**Problem:**
When a line of the entries contains "this", please list that line.

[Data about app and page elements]
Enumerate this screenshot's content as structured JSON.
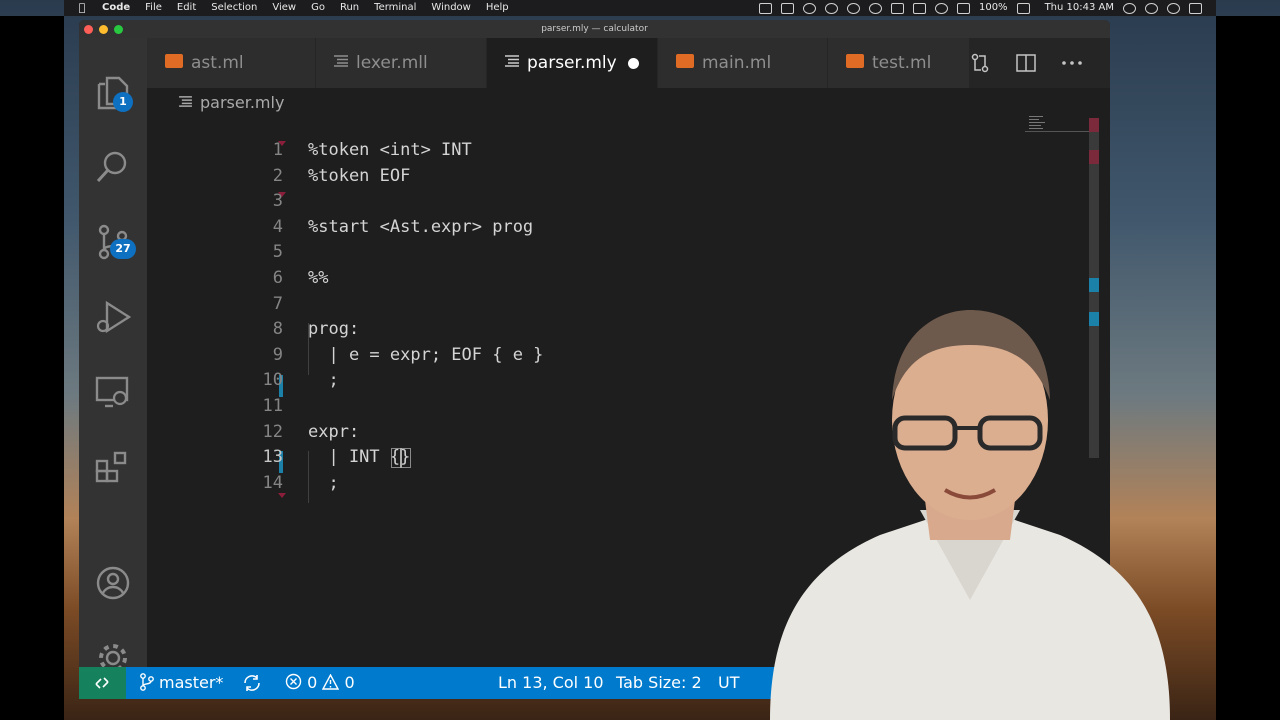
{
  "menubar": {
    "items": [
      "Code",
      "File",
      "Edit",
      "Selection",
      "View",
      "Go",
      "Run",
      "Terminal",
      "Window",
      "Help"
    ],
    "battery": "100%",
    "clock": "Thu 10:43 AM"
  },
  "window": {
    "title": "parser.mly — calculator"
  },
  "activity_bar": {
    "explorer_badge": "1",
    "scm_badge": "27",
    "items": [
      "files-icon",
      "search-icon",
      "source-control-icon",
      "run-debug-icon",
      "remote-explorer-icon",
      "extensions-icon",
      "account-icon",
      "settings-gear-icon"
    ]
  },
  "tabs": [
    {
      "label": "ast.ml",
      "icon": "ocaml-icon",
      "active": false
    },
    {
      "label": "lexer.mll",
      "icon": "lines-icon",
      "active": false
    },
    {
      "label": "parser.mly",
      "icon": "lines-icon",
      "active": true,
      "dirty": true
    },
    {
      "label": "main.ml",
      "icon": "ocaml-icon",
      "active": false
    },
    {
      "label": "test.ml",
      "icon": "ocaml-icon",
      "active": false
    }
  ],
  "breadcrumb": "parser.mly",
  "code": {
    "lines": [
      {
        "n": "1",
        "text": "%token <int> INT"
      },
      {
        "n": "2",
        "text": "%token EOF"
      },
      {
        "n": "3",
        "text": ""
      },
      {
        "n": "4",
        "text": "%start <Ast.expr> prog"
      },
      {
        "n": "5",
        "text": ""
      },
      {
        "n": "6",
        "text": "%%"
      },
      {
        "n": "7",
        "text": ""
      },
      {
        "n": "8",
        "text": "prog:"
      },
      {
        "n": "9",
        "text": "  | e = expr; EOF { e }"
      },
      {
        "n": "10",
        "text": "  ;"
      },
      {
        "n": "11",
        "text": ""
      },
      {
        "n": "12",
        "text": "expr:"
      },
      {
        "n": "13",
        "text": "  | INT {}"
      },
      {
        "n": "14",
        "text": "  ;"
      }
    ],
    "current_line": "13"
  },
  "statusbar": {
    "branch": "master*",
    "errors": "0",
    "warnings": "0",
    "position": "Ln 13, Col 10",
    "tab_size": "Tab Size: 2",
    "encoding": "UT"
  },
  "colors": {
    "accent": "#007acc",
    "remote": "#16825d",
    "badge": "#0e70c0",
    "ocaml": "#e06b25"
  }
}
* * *
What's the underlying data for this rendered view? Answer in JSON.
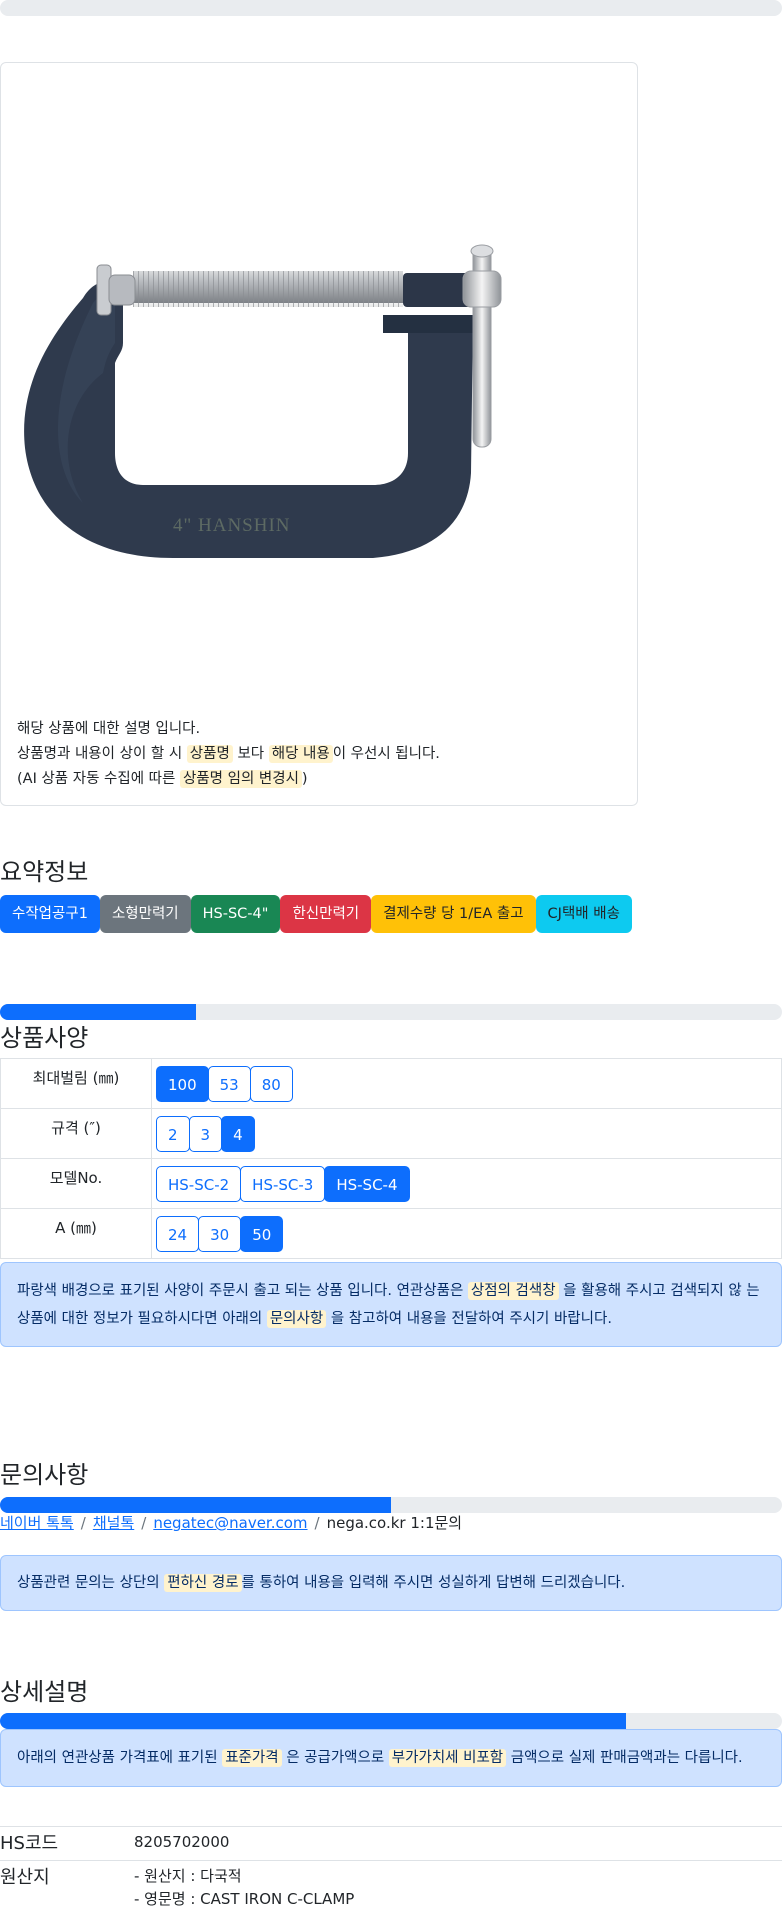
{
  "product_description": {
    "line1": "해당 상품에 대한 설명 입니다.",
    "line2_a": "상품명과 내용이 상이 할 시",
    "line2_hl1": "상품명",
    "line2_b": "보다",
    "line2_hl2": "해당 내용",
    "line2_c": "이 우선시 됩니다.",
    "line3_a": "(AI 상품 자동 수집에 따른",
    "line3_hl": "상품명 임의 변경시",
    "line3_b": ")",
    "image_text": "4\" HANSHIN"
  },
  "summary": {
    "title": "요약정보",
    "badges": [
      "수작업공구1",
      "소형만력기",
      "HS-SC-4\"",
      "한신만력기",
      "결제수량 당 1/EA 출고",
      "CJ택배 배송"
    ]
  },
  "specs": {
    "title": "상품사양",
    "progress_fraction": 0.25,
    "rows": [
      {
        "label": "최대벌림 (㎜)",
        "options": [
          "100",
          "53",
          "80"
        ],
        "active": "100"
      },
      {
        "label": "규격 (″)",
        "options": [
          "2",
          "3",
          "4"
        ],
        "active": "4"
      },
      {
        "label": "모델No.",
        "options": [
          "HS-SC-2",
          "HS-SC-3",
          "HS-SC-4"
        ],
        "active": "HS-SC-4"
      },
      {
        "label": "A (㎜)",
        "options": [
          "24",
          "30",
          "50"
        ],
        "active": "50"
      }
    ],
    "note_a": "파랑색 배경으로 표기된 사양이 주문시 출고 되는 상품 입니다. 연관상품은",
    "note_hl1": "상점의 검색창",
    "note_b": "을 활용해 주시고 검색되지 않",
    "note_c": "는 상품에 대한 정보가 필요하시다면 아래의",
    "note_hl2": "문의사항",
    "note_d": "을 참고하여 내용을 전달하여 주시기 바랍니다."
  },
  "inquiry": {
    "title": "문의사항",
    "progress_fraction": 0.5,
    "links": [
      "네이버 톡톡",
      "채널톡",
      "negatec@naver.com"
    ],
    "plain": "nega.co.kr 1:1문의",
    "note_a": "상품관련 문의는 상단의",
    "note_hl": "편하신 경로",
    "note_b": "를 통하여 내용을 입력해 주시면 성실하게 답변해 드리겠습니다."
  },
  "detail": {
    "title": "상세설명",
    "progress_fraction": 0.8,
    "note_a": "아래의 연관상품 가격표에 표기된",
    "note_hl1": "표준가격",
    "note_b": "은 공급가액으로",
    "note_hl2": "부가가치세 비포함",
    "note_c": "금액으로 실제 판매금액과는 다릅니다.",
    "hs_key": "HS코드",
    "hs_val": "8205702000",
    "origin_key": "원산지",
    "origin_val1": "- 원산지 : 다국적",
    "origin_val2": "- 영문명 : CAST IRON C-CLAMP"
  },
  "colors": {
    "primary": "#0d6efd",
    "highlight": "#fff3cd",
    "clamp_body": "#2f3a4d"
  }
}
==
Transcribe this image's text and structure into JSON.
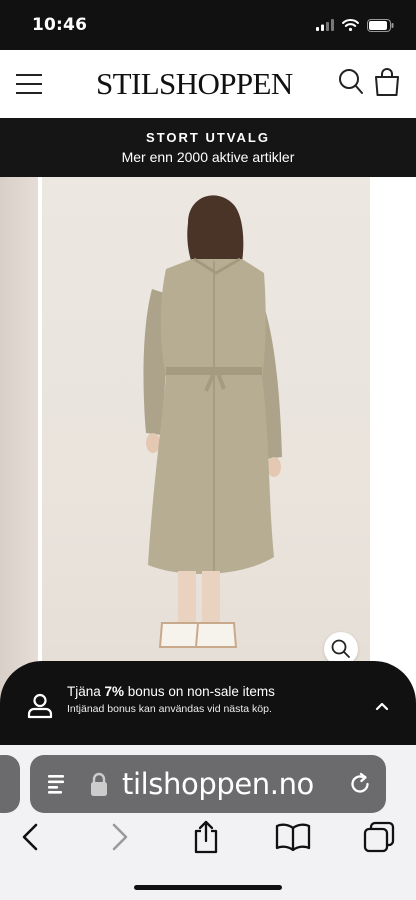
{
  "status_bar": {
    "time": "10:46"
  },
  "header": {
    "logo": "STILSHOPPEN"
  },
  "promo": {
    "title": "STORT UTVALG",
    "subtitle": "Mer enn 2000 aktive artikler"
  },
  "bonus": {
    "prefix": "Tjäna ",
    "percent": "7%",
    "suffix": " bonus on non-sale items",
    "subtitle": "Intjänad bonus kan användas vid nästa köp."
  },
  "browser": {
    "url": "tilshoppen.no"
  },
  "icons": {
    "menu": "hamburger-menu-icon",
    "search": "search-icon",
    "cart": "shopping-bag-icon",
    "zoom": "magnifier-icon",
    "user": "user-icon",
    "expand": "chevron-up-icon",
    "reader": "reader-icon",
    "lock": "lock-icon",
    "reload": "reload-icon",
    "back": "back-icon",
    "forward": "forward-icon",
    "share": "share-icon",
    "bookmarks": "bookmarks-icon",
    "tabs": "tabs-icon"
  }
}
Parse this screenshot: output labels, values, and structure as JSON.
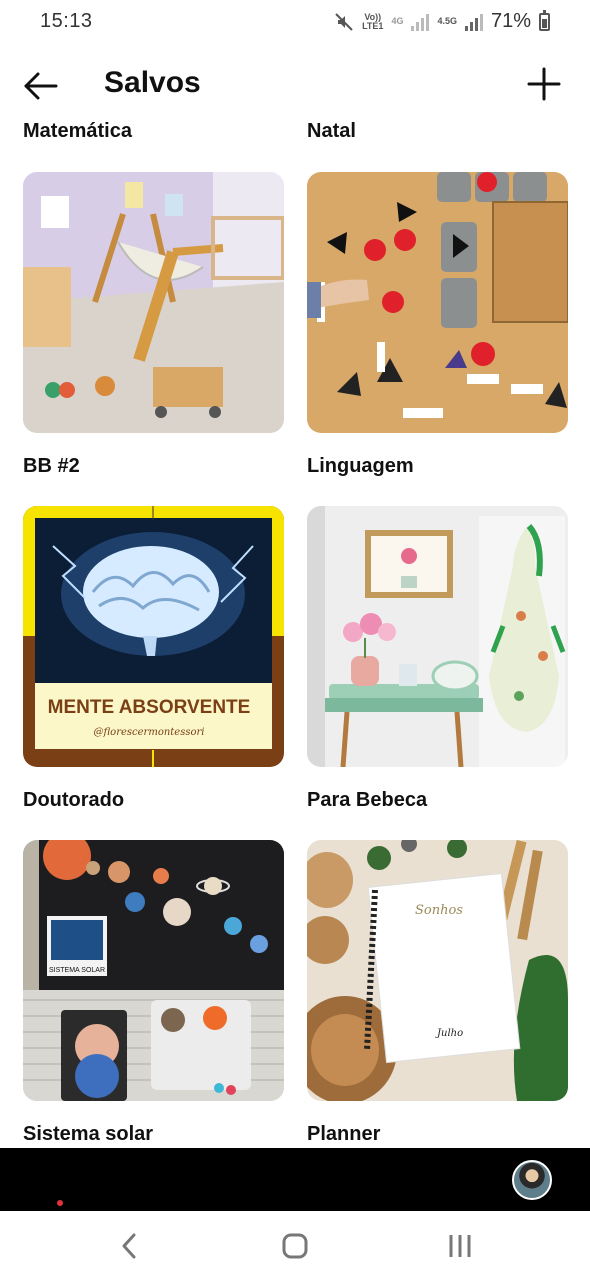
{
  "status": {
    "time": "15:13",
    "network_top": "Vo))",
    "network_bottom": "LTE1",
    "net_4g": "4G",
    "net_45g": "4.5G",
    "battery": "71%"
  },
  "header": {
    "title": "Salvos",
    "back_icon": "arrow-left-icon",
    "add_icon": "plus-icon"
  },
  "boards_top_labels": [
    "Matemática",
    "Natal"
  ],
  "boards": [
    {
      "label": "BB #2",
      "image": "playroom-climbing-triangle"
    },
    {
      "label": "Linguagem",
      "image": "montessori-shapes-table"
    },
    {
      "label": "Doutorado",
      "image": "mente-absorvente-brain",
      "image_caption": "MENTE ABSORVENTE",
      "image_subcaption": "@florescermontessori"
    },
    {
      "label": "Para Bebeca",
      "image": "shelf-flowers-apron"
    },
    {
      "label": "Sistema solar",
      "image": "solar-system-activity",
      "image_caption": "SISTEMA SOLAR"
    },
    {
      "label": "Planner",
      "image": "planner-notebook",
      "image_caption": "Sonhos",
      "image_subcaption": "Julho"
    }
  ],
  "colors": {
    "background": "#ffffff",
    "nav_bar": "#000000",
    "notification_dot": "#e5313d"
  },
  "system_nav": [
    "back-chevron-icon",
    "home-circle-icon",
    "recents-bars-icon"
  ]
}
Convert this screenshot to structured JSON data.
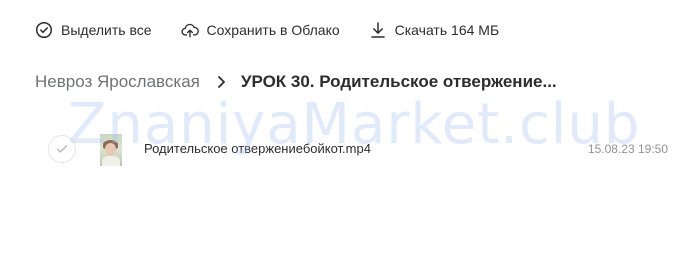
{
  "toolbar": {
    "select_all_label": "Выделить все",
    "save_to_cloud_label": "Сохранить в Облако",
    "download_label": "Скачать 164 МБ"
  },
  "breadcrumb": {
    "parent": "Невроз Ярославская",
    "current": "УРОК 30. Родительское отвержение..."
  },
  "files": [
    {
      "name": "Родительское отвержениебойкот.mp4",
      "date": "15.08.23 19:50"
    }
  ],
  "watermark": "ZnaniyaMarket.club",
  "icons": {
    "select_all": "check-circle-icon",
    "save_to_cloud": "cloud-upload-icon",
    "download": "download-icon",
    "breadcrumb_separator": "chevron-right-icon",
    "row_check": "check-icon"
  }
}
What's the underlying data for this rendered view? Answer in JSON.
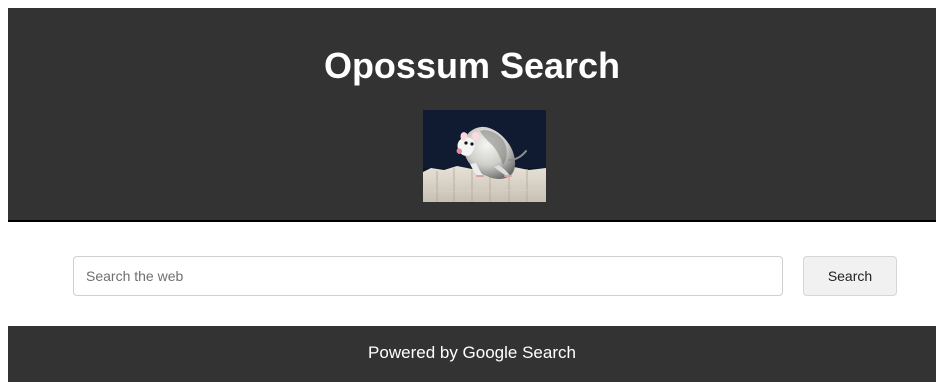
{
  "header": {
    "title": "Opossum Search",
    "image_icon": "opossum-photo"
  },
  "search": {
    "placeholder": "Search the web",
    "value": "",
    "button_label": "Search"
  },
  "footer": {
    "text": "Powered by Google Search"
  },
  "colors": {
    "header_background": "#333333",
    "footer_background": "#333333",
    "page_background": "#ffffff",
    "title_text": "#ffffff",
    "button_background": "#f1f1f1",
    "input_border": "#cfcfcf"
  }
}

**Task result:**
Enumerate this screenshot's content as structured JSON.
What's the underlying data for this rendered view? Answer in JSON.
Transcribe this image's text and structure into JSON.
Parse this screenshot: output labels, values, and structure as JSON.
Convert this screenshot to structured JSON data.
What's the underlying data for this rendered view? Answer in JSON.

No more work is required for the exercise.